In Lithuania, for example, theater is still an effective tool. Our country is small and a performance can be a major debate-triggering event. By the way, Tartuffe did exactly this. In Moliere’s time, Tartuffe was the first play to have major international repercussions. France almost had a fallout with the Vatican. Nowadays, of course, one play cannot cause an international diplomatic crisis, but the overall cultural process has a huge impact. Europe still has a strong network of state theaters, independent theaters and festivals which, of course, has a big impact. I strongly believe that only culture has the power to save our civilization, not just Europe. I am talking about culture in a broad sense, but art is its cornerstone.


Tartuffe engaged anticipated discussions in Europe. Is that something that you expected while you were making the show? Do you read reviews of your works?

I do read, but I don’t always agree with what is being written. Performances do not always cause the kind of repercussions that the demonstration of Tartuffe in Avignon caused. Of course, in part it was thanks to a coincidence. On the other hand, I never have a clear idea who I am directing a play for, I have no specific audience or group of viewers in mind. I just become obsessed with those ideas and certain visions and wish to turn them into reality as soon as possible. That’s why I can’t stop creating when I’m obsessed with an idea, but usually this obsession becomes not only mine, but the entire team’s. And, of course, that obsession comes from none else than the society itself, because the artist is in a sense a transmitter. Although the director is an individualist, but in that individualism, universal things are always reflected, if this doesn’t happen, he is not a director.
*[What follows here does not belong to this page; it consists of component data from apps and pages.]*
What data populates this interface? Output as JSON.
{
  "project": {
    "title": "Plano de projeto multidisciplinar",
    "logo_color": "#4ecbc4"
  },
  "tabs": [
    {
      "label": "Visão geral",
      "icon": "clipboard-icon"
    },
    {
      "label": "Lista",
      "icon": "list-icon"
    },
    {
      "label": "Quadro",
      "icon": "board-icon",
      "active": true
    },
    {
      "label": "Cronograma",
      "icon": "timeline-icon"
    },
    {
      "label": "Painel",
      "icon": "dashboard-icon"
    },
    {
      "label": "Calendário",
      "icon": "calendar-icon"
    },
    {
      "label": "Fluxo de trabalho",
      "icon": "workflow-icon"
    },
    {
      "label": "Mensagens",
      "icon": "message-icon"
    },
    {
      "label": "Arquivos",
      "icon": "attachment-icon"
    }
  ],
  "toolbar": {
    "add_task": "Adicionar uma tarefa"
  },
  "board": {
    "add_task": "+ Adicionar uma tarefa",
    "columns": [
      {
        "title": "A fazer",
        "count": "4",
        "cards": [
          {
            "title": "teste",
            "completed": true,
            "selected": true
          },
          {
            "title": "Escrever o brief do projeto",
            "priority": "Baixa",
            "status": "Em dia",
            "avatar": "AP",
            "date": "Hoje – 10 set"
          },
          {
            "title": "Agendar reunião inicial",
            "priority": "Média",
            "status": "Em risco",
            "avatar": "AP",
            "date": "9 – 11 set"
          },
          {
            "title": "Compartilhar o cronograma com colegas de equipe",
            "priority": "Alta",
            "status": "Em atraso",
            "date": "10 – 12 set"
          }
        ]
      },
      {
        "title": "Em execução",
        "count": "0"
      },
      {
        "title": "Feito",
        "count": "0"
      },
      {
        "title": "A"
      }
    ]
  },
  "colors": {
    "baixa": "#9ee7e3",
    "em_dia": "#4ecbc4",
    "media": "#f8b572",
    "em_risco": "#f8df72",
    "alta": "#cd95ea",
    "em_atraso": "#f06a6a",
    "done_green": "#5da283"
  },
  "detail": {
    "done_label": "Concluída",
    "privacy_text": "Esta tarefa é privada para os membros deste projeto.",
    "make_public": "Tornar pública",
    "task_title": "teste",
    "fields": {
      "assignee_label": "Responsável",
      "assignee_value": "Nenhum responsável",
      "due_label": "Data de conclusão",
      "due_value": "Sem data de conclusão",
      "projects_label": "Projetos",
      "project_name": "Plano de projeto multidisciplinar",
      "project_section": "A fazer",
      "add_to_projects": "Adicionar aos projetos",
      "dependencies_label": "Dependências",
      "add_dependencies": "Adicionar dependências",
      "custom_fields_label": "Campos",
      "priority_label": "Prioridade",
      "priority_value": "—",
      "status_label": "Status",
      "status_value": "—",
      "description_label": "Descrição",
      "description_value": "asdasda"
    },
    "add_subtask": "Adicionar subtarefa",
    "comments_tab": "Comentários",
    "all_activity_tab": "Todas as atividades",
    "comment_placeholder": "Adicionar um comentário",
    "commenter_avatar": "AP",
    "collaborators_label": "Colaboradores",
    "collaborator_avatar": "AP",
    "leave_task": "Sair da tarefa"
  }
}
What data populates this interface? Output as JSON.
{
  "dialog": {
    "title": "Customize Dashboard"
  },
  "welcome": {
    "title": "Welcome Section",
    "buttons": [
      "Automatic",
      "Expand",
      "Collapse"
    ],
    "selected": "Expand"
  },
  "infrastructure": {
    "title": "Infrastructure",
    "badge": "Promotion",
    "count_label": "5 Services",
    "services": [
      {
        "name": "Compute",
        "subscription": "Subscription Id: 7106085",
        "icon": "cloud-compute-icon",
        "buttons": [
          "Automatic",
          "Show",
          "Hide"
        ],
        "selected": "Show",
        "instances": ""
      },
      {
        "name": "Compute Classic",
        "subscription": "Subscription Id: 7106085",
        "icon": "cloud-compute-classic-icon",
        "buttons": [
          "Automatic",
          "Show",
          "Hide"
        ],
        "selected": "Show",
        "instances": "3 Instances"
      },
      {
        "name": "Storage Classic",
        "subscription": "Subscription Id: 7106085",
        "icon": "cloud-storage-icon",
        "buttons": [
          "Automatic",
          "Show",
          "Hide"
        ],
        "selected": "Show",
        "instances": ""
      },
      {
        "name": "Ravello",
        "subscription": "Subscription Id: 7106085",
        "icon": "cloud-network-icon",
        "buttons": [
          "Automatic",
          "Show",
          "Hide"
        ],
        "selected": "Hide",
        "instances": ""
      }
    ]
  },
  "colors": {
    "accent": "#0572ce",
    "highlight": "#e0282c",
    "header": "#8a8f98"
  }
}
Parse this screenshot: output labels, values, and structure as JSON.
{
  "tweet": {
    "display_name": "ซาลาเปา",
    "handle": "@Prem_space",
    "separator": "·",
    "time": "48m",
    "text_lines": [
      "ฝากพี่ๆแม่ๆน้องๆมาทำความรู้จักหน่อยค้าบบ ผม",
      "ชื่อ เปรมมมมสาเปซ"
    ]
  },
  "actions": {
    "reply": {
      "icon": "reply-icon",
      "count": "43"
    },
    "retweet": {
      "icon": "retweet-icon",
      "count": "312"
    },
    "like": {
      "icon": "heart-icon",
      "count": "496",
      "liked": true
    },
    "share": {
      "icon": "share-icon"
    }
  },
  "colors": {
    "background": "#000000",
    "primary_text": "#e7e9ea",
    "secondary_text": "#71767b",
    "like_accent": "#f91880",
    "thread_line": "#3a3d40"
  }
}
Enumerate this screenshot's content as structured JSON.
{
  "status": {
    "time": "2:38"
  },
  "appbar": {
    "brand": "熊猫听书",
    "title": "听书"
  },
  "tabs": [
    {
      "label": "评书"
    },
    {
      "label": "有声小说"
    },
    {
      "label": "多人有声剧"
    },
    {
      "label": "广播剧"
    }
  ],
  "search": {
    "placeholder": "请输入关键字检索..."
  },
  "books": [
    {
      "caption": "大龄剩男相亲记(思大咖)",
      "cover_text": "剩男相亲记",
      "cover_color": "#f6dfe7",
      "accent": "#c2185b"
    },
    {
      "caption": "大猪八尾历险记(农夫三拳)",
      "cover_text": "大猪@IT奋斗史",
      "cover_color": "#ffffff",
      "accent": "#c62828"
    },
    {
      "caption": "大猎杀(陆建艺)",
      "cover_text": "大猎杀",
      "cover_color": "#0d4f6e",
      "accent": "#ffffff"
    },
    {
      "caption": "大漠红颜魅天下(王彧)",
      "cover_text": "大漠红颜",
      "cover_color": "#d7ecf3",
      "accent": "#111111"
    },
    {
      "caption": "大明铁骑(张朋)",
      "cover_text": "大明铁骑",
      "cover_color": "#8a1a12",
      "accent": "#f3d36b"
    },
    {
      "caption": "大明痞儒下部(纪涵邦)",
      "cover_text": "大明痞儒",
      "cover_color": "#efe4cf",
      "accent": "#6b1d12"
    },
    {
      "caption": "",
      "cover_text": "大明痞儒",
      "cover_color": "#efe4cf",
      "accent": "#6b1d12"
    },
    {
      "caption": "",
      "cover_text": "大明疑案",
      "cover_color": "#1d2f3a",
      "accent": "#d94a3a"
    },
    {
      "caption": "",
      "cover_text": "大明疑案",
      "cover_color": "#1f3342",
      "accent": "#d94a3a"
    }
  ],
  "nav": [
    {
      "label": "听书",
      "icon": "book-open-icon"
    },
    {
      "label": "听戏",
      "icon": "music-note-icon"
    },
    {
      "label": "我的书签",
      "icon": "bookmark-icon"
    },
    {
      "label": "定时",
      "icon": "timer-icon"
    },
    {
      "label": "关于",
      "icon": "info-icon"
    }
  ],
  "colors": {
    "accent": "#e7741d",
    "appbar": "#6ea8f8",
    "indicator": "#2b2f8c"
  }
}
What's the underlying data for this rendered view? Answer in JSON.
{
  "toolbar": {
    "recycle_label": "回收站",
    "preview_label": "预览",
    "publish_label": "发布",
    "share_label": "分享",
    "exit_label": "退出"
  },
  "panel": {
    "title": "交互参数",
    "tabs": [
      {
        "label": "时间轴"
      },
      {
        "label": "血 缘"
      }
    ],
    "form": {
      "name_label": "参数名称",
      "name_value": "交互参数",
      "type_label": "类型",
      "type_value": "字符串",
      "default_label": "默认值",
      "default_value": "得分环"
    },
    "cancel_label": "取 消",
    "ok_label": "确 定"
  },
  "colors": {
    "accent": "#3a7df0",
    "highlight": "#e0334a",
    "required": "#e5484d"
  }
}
Your works have toured in China before, what’s your perception of the touring experience in China? Would you think you’ve known the audience here a bit better after bringing several shows successfully here?


My experience in China has been very interesting. For the first time, we performed here in 2008: we showed Romeo and Juliet at the National Beijing Theater and were shocked because there was no reaction from the audience. We’ve been returning to China almost every year since 2008, so I’ve had the chance to watch huge cultural changes take place in this country. China is a wonderful example of how rewarding investing in culture can be. China has been investing heavily in theater, in the western theater, building new halls, inviting foreign artists, so in just a decade a whole new theater culture has been formed in China and it is very interesting. Meetings with the spectators are incredibly meaningful. By the way, in China we even have fans who, for example, see our show in Beijing, then go to see it Shanghai, and from Shanghai to Guangzhou. After the performances they wait for the actors and ask for their autographs. These are very curious, sensitive spectators. I mentioned the silence after Romeo and Juliet, but five years later, Hamlet received a fairly different reaction. Then we brought Cathedral, whose context is very Lithuanian and, strange as it may seem, it was understood here as well. Recently we have been traveling a lot with The Seagull. One girl even broke into the make-up room, grabbed Kostya Trepliov, burst into tears and said, “For you it’s just theater, but for me it's my life!” After this Martynas Nedzinskas, the actor who played Trepliov, said "I never thought I would meet Kostya Trepliov in the form of a petite Chinese lady". I always watch how the audience watches the performances. I saw young girls from China follow Nina’s story very closely, it was very relevant for them. Now, differently from before, people don’t go to China merely looking for exotica. We go to a country that has a profound theatrical culture, where meeting with the audience is important and interesting to us.


Finally, a slightly cliché question. What does theatre mean to you?